Task
These entries are to be retyped in full, word for word.
** Records for this task follows **
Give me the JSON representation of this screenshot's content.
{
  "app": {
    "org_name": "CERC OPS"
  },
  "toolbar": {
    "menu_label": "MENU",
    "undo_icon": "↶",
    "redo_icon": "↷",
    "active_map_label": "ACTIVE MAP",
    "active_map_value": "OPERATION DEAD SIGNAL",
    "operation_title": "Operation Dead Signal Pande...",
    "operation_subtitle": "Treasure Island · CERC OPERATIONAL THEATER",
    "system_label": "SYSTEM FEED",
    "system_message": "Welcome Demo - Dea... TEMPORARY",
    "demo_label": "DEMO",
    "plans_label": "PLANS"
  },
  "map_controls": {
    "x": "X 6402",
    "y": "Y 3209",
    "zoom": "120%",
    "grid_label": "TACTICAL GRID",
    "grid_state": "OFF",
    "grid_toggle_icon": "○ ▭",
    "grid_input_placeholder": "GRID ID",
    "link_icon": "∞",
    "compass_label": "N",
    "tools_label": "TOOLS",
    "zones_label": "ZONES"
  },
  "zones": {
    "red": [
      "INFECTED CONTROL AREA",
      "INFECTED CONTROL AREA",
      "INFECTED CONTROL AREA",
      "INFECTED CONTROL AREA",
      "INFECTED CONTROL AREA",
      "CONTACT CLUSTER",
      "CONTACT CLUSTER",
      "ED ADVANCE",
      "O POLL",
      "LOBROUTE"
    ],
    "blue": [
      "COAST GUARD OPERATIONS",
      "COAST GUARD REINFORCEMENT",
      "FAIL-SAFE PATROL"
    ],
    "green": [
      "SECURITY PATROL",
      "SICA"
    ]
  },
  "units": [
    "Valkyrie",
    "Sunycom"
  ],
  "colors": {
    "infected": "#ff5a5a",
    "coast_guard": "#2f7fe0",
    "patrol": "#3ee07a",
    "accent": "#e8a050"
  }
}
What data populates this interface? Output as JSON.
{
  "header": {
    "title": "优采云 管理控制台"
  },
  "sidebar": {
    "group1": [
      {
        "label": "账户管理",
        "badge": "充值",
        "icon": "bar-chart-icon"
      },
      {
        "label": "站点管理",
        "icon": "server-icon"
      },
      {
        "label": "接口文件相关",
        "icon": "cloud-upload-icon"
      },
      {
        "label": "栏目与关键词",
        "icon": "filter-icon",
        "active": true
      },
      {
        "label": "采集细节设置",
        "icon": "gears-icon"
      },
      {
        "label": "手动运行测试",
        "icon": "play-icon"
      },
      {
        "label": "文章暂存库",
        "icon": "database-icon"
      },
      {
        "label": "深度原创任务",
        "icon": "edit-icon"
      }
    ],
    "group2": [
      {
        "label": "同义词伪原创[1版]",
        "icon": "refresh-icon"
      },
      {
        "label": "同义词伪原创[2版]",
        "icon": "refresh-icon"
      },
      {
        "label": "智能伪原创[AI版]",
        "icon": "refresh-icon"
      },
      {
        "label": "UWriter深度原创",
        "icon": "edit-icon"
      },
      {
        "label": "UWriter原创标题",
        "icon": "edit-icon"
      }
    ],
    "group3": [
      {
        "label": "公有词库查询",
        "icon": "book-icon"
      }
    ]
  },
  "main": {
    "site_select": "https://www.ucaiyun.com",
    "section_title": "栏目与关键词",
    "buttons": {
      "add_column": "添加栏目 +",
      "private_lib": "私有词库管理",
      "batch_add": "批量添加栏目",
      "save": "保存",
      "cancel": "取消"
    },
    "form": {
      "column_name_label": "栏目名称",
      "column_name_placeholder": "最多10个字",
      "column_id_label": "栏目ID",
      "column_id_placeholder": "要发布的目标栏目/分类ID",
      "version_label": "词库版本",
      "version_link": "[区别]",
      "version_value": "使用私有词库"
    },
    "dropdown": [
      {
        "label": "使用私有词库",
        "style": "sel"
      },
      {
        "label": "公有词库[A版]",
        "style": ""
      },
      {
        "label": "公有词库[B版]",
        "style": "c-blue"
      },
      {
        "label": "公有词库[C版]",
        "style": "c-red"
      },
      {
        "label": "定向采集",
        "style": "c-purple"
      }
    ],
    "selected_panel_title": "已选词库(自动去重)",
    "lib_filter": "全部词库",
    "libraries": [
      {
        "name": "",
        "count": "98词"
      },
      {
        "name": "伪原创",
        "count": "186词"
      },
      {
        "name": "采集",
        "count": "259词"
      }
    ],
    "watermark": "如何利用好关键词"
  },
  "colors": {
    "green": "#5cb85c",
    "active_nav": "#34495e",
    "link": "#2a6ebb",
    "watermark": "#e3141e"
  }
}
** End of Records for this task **
Completed task
Give me the JSON representation of this screenshot's content.
{
  "app": {
    "org_name": "CERC OPS"
  },
  "toolbar": {
    "menu_label": "MENU",
    "undo_icon": "↶",
    "redo_icon": "↷",
    "active_map_label": "ACTIVE MAP",
    "active_map_value": "OPERATION DEAD SIGNAL",
    "operation_title": "Operation Dead Signal Pande...",
    "operation_subtitle": "Treasure Island · CERC OPERATIONAL THEATER",
    "system_label": "SYSTEM FEED",
    "system_message": "Welcome Demo - Dea... TEMPORARY",
    "demo_label": "DEMO",
    "plans_label": "PLANS"
  },
  "map_controls": {
    "x": "X 6402",
    "y": "Y 3209",
    "zoom": "120%",
    "grid_label": "TACTICAL GRID",
    "grid_state": "OFF",
    "grid_toggle_icon": "○ ▭",
    "grid_input_placeholder": "GRID ID",
    "link_icon": "∞",
    "compass_label": "N",
    "tools_label": "TOOLS",
    "zones_label": "ZONES"
  },
  "zones": {
    "red": [
      "INFECTED CONTROL AREA",
      "INFECTED CONTROL AREA",
      "INFECTED CONTROL AREA",
      "INFECTED CONTROL AREA",
      "INFECTED CONTROL AREA",
      "CONTACT CLUSTER",
      "CONTACT CLUSTER",
      "ED ADVANCE",
      "O POLL",
      "LOBROUTE"
    ],
    "blue": [
      "COAST GUARD OPERATIONS",
      "COAST GUARD REINFORCEMENT",
      "FAIL-SAFE PATROL"
    ],
    "green": [
      "SECURITY PATROL",
      "SICA"
    ]
  },
  "units": [
    "Valkyrie",
    "Sunycom"
  ],
  "colors": {
    "infected": "#ff5a5a",
    "coast_guard": "#2f7fe0",
    "patrol": "#3ee07a",
    "accent": "#e8a050"
  }
}
What data populates this interface? Output as JSON.
{
  "header": {
    "title": "优采云 管理控制台"
  },
  "sidebar": {
    "group1": [
      {
        "label": "账户管理",
        "badge": "充值",
        "icon": "bar-chart-icon"
      },
      {
        "label": "站点管理",
        "icon": "server-icon"
      },
      {
        "label": "接口文件相关",
        "icon": "cloud-upload-icon"
      },
      {
        "label": "栏目与关键词",
        "icon": "filter-icon",
        "active": true
      },
      {
        "label": "采集细节设置",
        "icon": "gears-icon"
      },
      {
        "label": "手动运行测试",
        "icon": "play-icon"
      },
      {
        "label": "文章暂存库",
        "icon": "database-icon"
      },
      {
        "label": "深度原创任务",
        "icon": "edit-icon"
      }
    ],
    "group2": [
      {
        "label": "同义词伪原创[1版]",
        "icon": "refresh-icon"
      },
      {
        "label": "同义词伪原创[2版]",
        "icon": "refresh-icon"
      },
      {
        "label": "智能伪原创[AI版]",
        "icon": "refresh-icon"
      },
      {
        "label": "UWriter深度原创",
        "icon": "edit-icon"
      },
      {
        "label": "UWriter原创标题",
        "icon": "edit-icon"
      }
    ],
    "group3": [
      {
        "label": "公有词库查询",
        "icon": "book-icon"
      }
    ]
  },
  "main": {
    "site_select": "https://www.ucaiyun.com",
    "section_title": "栏目与关键词",
    "buttons": {
      "add_column": "添加栏目 +",
      "private_lib": "私有词库管理",
      "batch_add": "批量添加栏目",
      "save": "保存",
      "cancel": "取消"
    },
    "form": {
      "column_name_label": "栏目名称",
      "column_name_placeholder": "最多10个字",
      "column_id_label": "栏目ID",
      "column_id_placeholder": "要发布的目标栏目/分类ID",
      "version_label": "词库版本",
      "version_link": "[区别]",
      "version_value": "使用私有词库"
    },
    "dropdown": [
      {
        "label": "使用私有词库",
        "style": "sel"
      },
      {
        "label": "公有词库[A版]",
        "style": ""
      },
      {
        "label": "公有词库[B版]",
        "style": "c-blue"
      },
      {
        "label": "公有词库[C版]",
        "style": "c-red"
      },
      {
        "label": "定向采集",
        "style": "c-purple"
      }
    ],
    "selected_panel_title": "已选词库(自动去重)",
    "lib_filter": "全部词库",
    "libraries": [
      {
        "name": "",
        "count": "98词"
      },
      {
        "name": "伪原创",
        "count": "186词"
      },
      {
        "name": "采集",
        "count": "259词"
      }
    ],
    "watermark": "如何利用好关键词"
  },
  "colors": {
    "green": "#5cb85c",
    "active_nav": "#34495e",
    "link": "#2a6ebb",
    "watermark": "#e3141e"
  }
}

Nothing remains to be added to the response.